Brief
Scan the records for "active". Report each line that includes it.

Listed entries

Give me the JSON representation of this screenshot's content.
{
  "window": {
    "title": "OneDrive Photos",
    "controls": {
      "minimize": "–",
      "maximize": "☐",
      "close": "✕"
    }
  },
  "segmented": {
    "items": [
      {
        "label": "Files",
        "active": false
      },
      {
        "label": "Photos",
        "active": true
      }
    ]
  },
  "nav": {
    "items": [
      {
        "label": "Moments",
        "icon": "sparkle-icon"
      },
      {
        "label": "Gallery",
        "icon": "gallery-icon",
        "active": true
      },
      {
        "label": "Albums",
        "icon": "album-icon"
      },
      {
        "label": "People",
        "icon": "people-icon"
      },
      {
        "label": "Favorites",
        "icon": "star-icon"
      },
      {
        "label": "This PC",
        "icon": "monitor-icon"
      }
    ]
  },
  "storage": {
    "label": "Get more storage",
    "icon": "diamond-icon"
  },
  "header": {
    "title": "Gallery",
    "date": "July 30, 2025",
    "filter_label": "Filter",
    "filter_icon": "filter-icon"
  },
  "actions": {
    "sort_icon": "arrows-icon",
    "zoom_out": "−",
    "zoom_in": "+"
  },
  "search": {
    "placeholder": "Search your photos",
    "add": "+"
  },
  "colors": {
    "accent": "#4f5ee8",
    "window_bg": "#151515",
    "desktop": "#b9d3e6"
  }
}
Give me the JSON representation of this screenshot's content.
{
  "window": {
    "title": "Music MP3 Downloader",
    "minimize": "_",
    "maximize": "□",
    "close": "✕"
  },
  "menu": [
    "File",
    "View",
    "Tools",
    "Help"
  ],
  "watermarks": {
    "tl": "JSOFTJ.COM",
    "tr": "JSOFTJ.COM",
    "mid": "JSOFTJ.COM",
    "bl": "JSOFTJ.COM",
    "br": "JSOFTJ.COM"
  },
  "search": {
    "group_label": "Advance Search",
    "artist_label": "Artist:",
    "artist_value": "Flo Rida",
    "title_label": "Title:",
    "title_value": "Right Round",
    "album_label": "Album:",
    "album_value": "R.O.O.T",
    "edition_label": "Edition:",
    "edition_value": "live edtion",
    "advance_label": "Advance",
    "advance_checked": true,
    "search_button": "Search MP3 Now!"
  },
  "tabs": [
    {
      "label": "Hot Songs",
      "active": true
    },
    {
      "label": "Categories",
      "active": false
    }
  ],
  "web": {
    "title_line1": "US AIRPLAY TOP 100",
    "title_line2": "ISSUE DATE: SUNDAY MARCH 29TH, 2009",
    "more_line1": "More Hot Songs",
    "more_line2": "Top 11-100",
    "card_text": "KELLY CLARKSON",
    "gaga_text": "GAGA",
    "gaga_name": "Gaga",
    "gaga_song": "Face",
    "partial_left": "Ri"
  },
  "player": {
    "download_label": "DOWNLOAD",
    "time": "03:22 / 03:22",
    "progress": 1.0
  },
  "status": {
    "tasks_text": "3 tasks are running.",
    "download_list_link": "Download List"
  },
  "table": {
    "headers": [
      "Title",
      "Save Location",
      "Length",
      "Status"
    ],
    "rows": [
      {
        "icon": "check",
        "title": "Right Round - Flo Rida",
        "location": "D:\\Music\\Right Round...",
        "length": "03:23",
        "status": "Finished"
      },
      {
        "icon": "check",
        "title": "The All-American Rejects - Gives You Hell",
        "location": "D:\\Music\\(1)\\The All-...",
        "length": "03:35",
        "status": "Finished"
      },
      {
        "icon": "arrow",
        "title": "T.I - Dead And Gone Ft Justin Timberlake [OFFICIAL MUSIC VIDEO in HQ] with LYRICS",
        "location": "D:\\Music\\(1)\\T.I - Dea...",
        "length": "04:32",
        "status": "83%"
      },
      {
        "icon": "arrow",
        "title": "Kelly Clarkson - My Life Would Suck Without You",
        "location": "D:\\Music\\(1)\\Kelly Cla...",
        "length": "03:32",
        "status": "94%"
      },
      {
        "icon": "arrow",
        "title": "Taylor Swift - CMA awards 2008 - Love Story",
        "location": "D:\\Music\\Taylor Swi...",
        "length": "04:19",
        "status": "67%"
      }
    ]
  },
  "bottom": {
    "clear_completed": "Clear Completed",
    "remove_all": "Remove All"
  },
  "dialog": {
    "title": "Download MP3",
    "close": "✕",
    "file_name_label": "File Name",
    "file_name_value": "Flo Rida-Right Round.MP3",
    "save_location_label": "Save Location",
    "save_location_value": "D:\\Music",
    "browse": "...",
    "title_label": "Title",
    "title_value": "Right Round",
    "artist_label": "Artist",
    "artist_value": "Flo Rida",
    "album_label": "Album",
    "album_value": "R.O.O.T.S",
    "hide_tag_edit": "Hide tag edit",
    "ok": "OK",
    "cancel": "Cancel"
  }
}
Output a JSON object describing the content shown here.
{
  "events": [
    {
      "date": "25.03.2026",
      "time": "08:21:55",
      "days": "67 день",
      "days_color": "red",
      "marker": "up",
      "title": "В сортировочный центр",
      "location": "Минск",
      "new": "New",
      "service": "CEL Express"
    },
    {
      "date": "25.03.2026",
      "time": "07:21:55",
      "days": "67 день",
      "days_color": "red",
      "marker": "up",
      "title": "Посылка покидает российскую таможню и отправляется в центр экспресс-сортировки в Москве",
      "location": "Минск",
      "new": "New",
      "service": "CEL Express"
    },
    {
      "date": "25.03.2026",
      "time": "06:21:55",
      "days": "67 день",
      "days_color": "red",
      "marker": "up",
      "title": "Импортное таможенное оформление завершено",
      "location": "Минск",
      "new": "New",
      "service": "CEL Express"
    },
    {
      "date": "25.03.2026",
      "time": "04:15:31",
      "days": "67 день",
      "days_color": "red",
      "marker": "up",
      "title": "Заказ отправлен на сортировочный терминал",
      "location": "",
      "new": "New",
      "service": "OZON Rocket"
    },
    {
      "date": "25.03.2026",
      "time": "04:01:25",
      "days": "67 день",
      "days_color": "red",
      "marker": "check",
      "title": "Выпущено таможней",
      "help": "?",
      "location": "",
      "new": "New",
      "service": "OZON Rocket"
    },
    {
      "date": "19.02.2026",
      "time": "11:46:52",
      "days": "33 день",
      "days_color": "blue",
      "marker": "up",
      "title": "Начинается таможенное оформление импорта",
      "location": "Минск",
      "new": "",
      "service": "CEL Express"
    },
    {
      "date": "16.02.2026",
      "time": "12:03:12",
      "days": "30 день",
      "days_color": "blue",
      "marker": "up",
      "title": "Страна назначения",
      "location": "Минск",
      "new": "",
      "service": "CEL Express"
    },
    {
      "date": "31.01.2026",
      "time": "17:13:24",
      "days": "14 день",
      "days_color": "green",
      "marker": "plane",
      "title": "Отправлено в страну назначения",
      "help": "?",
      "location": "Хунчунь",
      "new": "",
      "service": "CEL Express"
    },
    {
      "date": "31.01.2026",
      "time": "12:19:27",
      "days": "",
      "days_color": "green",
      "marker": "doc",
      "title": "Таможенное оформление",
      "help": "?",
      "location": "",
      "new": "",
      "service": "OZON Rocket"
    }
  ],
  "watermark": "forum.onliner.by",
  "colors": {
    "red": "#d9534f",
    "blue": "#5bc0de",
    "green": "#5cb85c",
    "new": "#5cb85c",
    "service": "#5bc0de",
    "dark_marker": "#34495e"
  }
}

Expected answer
        "active": false
        "active": true
        "active": true
      "active": true
      "active": false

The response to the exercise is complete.